It was absolutely everywhere in the early 2000s — tiny square tiles, often in mosaics of varying shades, with a bit of an iridescent sheen. Those same tiles were big in the '70s and '80s, too, although then you were more likely to see them in shades of white or beige. And since almost everything that once falls out of fashion will eventually cycle back, I'm starting to see those tiny tiles crop up once again.
These tiles are a little different this time around: instead of variegated mosaics, they tend to be a single color, within a very tight color range, or even pure white. In this way, the tiles read almost more as a texture than a pattern.
Above: In this French bathroom spotted on Maison Creative, tile covers the walls of the shower, as well as the countertop and shelves.
In this shower from Dagbladet, a pale pink grout matches the iridescent pink wall tile.
Small white tiles cover the tub, and the walls, of this Norwegian bathroom from Rom 123. The slightly larger square black tiles on the floor set up a nice contrast.
Subtly varied white mosaic tile forms the backdrop for a moody, bohemian bathroom in this London home from Vogue.
Small, square tiles like this can impart a bit of bohemian feel, but here, they work equally well in a modern bath from Leibal. Bright white tiles, paired with white grout, add a bit of texture to a minimalist space.
In this bathroom from Sight Unseen, pink mosaic tile matches the pink of the walls, for an immersive color experience.
This bathroom from H Design (also lead image above) has the tiniest tile of all, small enough to wrap around the rounded corners of this spa-like bathroom. Which does, of course, mean a whole whole lot of grout — but also a beautiful, sculptural appearance. Worth the trade-off? You decide.

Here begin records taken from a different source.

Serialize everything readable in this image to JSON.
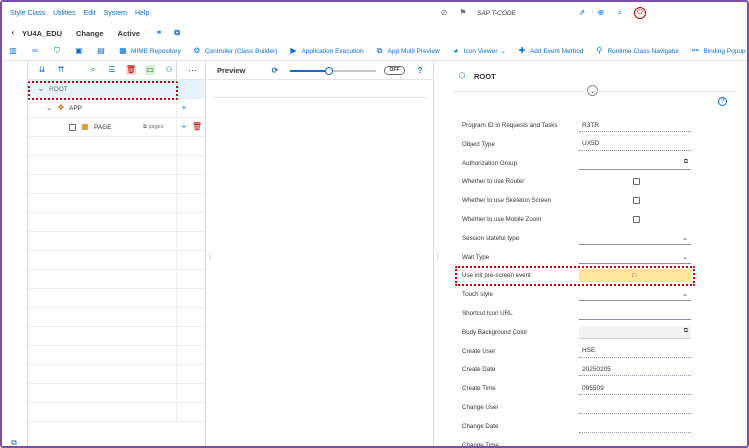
{
  "menu": [
    "Style Class",
    "Utilities",
    "Edit",
    "System",
    "Help"
  ],
  "tcode": "SAP T-CODE",
  "title": {
    "app": "YU4A_EDU",
    "mode": "Change",
    "status": "Active"
  },
  "toolbar": [
    {
      "label": "MIME Repository",
      "icon": "mime-icon"
    },
    {
      "label": "Controller (Class Builder)",
      "icon": "controller-icon"
    },
    {
      "label": "Application Execution",
      "icon": "execute-icon"
    },
    {
      "label": "App Multi Preview",
      "icon": "preview-icon"
    },
    {
      "label": "Icon Viewer",
      "icon": "icon-viewer-icon"
    },
    {
      "label": "Add Event Method",
      "icon": "add-icon"
    },
    {
      "label": "Runtime Class Navigator",
      "icon": "navigator-icon"
    },
    {
      "label": "Binding Popup",
      "icon": "binding-icon"
    }
  ],
  "tree": {
    "root": "ROOT",
    "app": "APP",
    "page": "PAGE",
    "page_tag": "pages",
    "more": "···"
  },
  "preview": {
    "title": "Preview",
    "toggle": "OFF"
  },
  "props": {
    "title": "ROOT",
    "rows": [
      {
        "label": "Program ID in Requests and Tasks",
        "value": "R3TR",
        "kind": "ro"
      },
      {
        "label": "Object Type",
        "value": "UX5D",
        "kind": "ro"
      },
      {
        "label": "Authorization Group",
        "value": "",
        "kind": "inp-help"
      },
      {
        "label": "Whether to use Router",
        "value": "",
        "kind": "chk"
      },
      {
        "label": "Whether to use Skeleton Screen",
        "value": "",
        "kind": "chk"
      },
      {
        "label": "Whether to use Mobile Zoom",
        "value": "",
        "kind": "chk"
      },
      {
        "label": "Session stateful type",
        "value": "",
        "kind": "sel"
      },
      {
        "label": "Wait Type",
        "value": "",
        "kind": "sel"
      },
      {
        "label": "Use init pre-screen event",
        "value": "",
        "kind": "highlight"
      },
      {
        "label": "Touch style",
        "value": "",
        "kind": "sel"
      },
      {
        "label": "Shortcut Icon URL",
        "value": "",
        "kind": "inp"
      },
      {
        "label": "Body Background Color",
        "value": "",
        "kind": "box-help"
      },
      {
        "label": "Create User",
        "value": "HSE",
        "kind": "ro"
      },
      {
        "label": "Create Date",
        "value": "20250205",
        "kind": "ro"
      },
      {
        "label": "Create Time",
        "value": "095509",
        "kind": "ro"
      },
      {
        "label": "Change User",
        "value": "",
        "kind": "ro"
      },
      {
        "label": "Change Date",
        "value": "",
        "kind": "ro"
      },
      {
        "label": "Change Time",
        "value": "",
        "kind": "ro"
      }
    ]
  },
  "colors": {
    "accent": "#0a6ed1",
    "highlight": "#ffe69c",
    "marker": "#cc0000",
    "border": "#7b4fa8"
  }
}
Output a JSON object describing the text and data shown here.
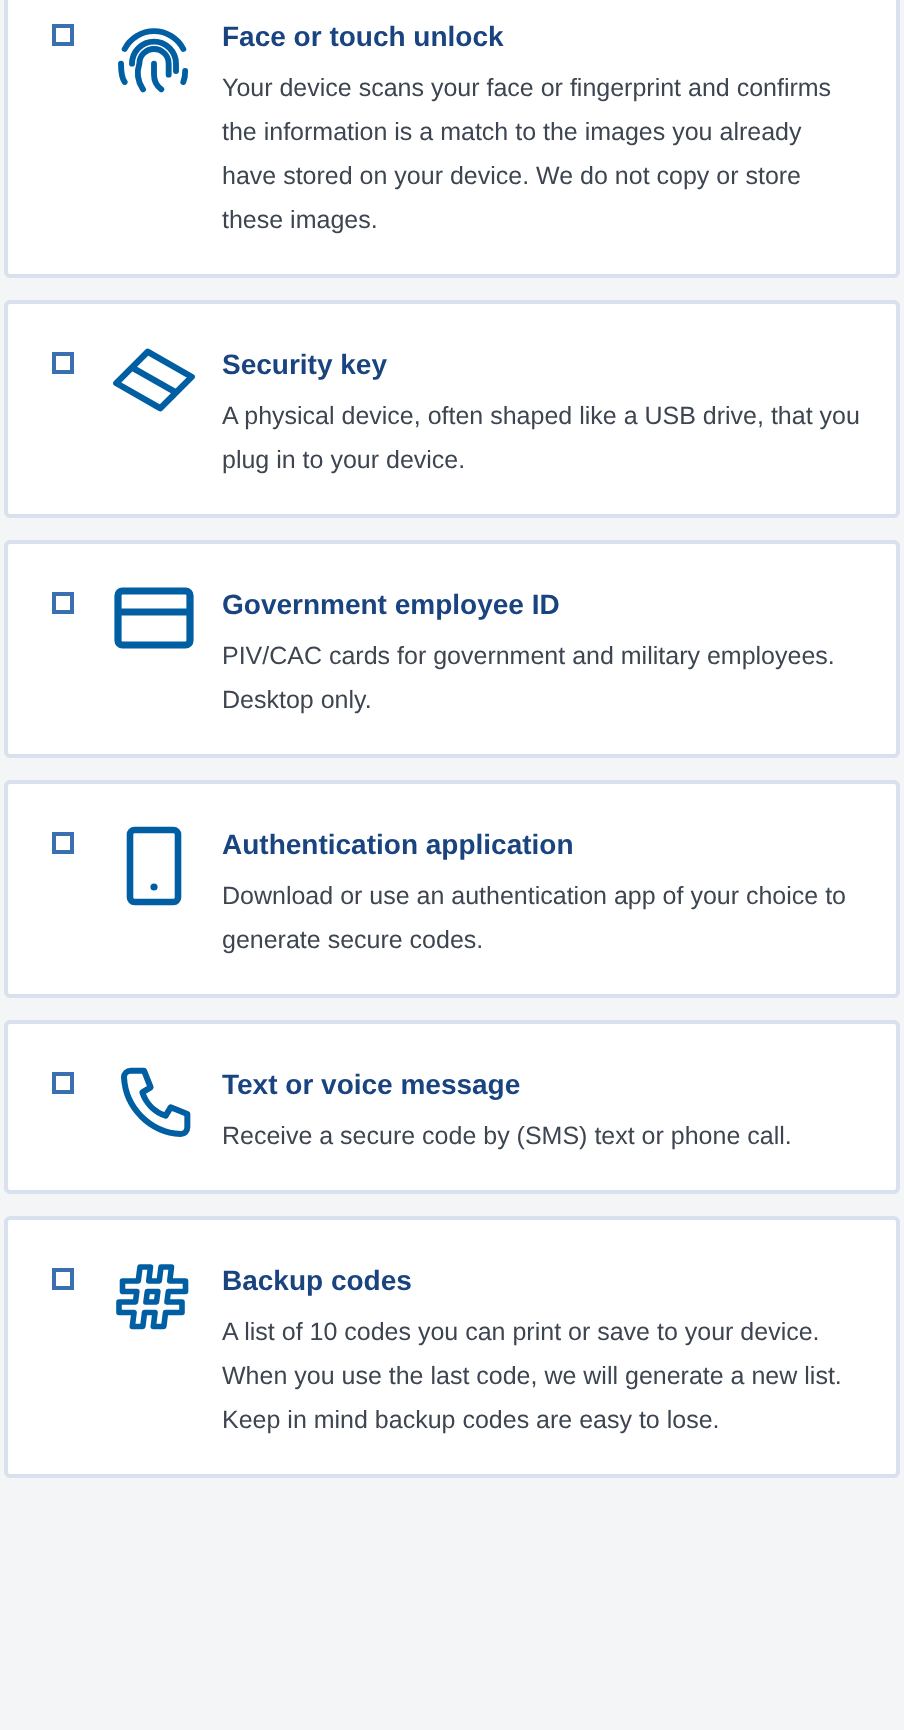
{
  "options": [
    {
      "kind": "fingerprint",
      "checked": false,
      "title": "Face or touch unlock",
      "description": "Your device scans your face or fingerprint and confirms the information is a match to the images you already have stored on your device. We do not copy or store these images."
    },
    {
      "kind": "key",
      "checked": false,
      "title": "Security key",
      "description": "A physical device, often shaped like a USB drive, that you plug in to your device."
    },
    {
      "kind": "card",
      "checked": false,
      "title": "Government employee ID",
      "description": "PIV/CAC cards for government and military employees. Desktop only."
    },
    {
      "kind": "tablet",
      "checked": false,
      "title": "Authentication application",
      "description": "Download or use an authentication app of your choice to generate secure codes."
    },
    {
      "kind": "phone",
      "checked": false,
      "title": "Text or voice message",
      "description": "Receive a secure code by (SMS) text or phone call."
    },
    {
      "kind": "hash",
      "checked": false,
      "title": "Backup codes",
      "description": "A list of 10 codes you can print or save to your device. When you use the last code, we will generate a new list. Keep in mind backup codes are easy to lose."
    }
  ]
}
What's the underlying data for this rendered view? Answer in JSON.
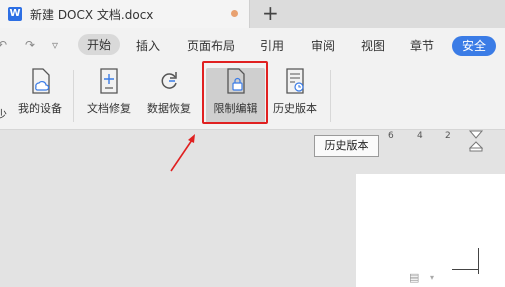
{
  "tab": {
    "icon_letter": "W",
    "title": "新建 DOCX 文档.docx",
    "add_label": "+"
  },
  "quick_access": {
    "undo": "↶",
    "redo": "↷",
    "more": "▿"
  },
  "menu": {
    "items": [
      "开始",
      "插入",
      "页面布局",
      "引用",
      "审阅",
      "视图",
      "章节"
    ],
    "active": "开始",
    "security": "安全"
  },
  "toolbar": {
    "left_partial": "少",
    "tools": [
      {
        "label": "我的设备",
        "icon": "cloud-device-icon"
      },
      {
        "label": "文档修复",
        "icon": "doc-repair-icon"
      },
      {
        "label": "数据恢复",
        "icon": "data-recovery-icon"
      },
      {
        "label": "限制编辑",
        "icon": "restrict-edit-icon"
      },
      {
        "label": "历史版本",
        "icon": "history-version-icon"
      }
    ],
    "selected": "限制编辑"
  },
  "tooltip": {
    "text": "历史版本"
  },
  "ruler": {
    "numbers": [
      "6",
      "4",
      "2"
    ]
  },
  "colors": {
    "accent": "#3b7ce6",
    "highlight": "#e02020",
    "modified_dot": "#e8a170"
  }
}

I've never been a particular fan of these — maybe they still seem a little bit dated to me. And all that tile means a whole, whole lot of grout. But you have to admit that in certain applications, they do look nice, and impart a very pleasing texture. What do you think?